“If your gear ratio say on a gas powered Auger are 12 to 1, then you have more Torque typically and power, just not the speed. If it the gear ratio is 25 to 1, then you have less Torque typically, but the speed is faster.“
This is incorrect. Based on what you’ve said in that quote, an Eskimo Z71 with a gear ratio of 25:1 turns slower than an Eskimo Stingray which has a gear ratio of 50:1. Nope. It makes zero sense to have a 33cc engine spinning a bit faster than a 71cc engine. My Mako (43cc) at 30:1 turns a bit considerably faster than a Stingray...but slower than a Z71.
In regards to drills, when you look at the ice kicker or the clam gear box those are 2:1. If what you laid out above is true (it’s not) then those gear boxes that are 2:1 will turn a bit faster than hooking it directly to the bit and running them at 1:1.

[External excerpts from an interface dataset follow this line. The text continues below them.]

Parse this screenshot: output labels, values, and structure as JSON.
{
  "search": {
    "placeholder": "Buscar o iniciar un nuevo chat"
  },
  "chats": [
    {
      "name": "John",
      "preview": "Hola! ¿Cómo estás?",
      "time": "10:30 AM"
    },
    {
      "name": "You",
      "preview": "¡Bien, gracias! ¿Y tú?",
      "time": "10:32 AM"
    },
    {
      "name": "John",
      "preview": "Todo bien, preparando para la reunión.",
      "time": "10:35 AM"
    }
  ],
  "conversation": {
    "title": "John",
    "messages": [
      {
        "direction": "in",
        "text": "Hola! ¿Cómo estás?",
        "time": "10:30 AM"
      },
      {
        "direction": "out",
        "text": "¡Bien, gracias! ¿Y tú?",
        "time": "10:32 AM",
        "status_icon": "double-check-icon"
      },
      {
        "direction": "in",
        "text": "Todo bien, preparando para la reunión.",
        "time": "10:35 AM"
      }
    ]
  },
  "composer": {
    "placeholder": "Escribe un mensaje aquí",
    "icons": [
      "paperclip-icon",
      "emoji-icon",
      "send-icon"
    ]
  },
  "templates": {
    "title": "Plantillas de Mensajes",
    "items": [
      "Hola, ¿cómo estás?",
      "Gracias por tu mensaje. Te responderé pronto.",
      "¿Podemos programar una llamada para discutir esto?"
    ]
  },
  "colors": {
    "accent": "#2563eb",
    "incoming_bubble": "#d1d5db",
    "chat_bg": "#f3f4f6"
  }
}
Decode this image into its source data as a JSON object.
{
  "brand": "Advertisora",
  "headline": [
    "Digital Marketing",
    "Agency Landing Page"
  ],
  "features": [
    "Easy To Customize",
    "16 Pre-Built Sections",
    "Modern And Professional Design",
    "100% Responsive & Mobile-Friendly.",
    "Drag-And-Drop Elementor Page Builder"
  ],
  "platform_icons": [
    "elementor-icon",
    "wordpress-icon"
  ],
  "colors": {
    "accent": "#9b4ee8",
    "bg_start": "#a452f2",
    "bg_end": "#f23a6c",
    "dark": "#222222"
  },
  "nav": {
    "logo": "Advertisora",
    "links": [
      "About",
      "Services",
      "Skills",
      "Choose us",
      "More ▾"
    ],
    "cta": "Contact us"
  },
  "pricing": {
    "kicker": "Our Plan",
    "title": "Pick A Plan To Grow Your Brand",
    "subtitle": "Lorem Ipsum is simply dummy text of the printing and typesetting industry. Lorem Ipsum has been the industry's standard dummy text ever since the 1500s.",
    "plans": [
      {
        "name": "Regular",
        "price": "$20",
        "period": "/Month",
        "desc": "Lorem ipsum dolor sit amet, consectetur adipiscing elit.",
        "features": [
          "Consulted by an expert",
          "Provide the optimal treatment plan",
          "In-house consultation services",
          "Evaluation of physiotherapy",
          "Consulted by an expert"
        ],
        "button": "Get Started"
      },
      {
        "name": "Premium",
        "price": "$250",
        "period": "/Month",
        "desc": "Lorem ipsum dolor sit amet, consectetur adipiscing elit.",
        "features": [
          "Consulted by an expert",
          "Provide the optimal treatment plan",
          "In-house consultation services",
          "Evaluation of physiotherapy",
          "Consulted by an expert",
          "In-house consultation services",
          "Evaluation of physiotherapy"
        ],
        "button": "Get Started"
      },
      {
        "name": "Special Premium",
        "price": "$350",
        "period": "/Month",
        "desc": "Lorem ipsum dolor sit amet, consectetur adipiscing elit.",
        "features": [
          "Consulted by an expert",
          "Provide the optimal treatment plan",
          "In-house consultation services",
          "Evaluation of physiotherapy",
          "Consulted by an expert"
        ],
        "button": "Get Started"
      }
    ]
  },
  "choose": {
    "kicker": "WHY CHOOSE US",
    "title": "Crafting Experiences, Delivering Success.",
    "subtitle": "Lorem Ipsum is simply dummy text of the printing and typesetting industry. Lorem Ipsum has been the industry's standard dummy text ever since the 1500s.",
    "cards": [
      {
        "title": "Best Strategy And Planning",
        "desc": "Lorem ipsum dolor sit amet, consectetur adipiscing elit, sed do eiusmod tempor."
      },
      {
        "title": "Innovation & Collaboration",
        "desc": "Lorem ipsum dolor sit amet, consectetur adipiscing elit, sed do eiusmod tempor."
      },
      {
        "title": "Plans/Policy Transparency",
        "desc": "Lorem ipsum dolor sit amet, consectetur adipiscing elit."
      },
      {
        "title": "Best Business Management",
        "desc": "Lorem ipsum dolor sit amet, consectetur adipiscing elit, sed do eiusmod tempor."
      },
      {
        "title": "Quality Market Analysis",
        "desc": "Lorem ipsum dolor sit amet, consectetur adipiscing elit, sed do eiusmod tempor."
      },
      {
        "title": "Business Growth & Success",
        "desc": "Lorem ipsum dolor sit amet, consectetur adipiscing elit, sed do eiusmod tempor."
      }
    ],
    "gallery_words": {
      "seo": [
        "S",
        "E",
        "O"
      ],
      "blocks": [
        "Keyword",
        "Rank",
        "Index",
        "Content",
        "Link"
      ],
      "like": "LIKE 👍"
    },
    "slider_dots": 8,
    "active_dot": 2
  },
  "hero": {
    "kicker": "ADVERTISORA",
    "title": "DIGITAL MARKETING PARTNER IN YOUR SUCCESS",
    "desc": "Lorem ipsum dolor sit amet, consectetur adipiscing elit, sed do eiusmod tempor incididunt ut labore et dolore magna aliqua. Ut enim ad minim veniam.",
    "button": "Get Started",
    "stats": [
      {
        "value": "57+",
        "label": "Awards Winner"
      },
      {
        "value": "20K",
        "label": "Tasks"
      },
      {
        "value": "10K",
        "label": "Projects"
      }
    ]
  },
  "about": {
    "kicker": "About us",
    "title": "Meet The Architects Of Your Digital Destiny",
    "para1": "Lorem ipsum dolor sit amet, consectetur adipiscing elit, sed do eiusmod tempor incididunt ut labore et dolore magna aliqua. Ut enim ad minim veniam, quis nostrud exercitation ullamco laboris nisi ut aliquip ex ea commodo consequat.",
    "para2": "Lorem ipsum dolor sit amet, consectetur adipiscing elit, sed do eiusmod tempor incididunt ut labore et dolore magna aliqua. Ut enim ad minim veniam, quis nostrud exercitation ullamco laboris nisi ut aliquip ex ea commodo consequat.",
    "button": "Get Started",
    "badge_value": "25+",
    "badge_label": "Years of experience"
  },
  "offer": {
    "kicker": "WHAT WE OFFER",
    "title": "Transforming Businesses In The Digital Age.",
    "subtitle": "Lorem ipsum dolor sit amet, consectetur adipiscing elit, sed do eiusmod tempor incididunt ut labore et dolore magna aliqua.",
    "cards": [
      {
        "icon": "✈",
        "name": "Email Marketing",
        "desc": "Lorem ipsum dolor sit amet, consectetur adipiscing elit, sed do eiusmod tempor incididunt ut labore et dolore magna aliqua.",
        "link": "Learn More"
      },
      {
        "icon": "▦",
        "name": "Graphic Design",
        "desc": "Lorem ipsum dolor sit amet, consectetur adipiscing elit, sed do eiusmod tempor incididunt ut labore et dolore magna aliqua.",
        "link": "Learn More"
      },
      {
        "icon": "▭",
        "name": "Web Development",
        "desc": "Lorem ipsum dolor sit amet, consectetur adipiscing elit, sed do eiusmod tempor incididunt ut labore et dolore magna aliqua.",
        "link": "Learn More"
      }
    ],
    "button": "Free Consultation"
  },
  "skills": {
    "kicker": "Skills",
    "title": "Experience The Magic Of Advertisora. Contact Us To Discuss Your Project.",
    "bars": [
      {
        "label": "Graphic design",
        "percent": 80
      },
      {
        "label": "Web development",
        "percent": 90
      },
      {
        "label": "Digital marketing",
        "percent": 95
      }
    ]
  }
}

Have had my complete set-up now for a couple of weeks. Haven't drilled many hole's, but it really rips thru the ice!! Went with the Nils Trekker 6" and a Milwaukee 18V Fuel 2704-20 5ah battery.. I don't think no matter what auger you have these days, it's going to cost a person to replace or have the blades sharpened, unless you can do it yourself. I found the drill on Ebay and it was advertised as the 2706-20 Model and got sent the 2704-20. No big deal to me, the guy did have the right model I thought I was getting and offered a exchange, but I was happy and didn't want to wait since Ice Fishing is in full swing. Was a good deal on the drill/battery/charger, $185.00 and the seller gave me a refund back to my Paypal of $30 for sending the wrong model. Just ordered a second battery this week for $12 even though it looks the same as mine, but think it's made in Japan. Course all Milwaukee Batteries might be made there, lol!! I also ordered a Coldsnap.com cover for my Nils, since their cover guards aren't the best. Still might get the Clam Newer Auger Conversion Kit(just like the concept and having handles and a throttle. Almost was going to go with a Kobalt Cordless drill carried by Lowes exclusively, good warranty and heard money back up to one year if your not satisfied.
I can still see people being confused with torque, volts, amp hours, watts, etc.. if your not electrically educated and how it apply's to Electric Augers whether it being a Cordless Drill or all in one Auger with batteries/packs included or in a pack form that you attach to the Auger Head which is the same concept as any cordless equipment. All you need to be concerned with drilling hole's thru the ice with Amp Hours is how long your battery is going to last you on a outing(s). Torque, well that is coming from the motor itself and how gear's are geared. If your gear ratio say on a gas powered Auger are 12 to 1, then you have more Torque typically and power, just not the speed. If it the gear ratio is 25 to 1, then you have less Torque typically, but the speed is faster. Bigger the unit your operating the more Volts you need to achieve maximum performance on how the unit works as a whole. Your not gaining anything if you have a setup like mine and go with a higher Volt Cordless Drill except more added weight.
Just started using drill set up this year. I have a ridgid brushless drill that was purchased as a combo with the driver. 4 aBattery is still full after drilling 30 or so holes thru 4 inches of ice. The combo cost was around 170 from direct tools in the Johnson creek outlet mall. I have been impressed with the drill both on and off the ice.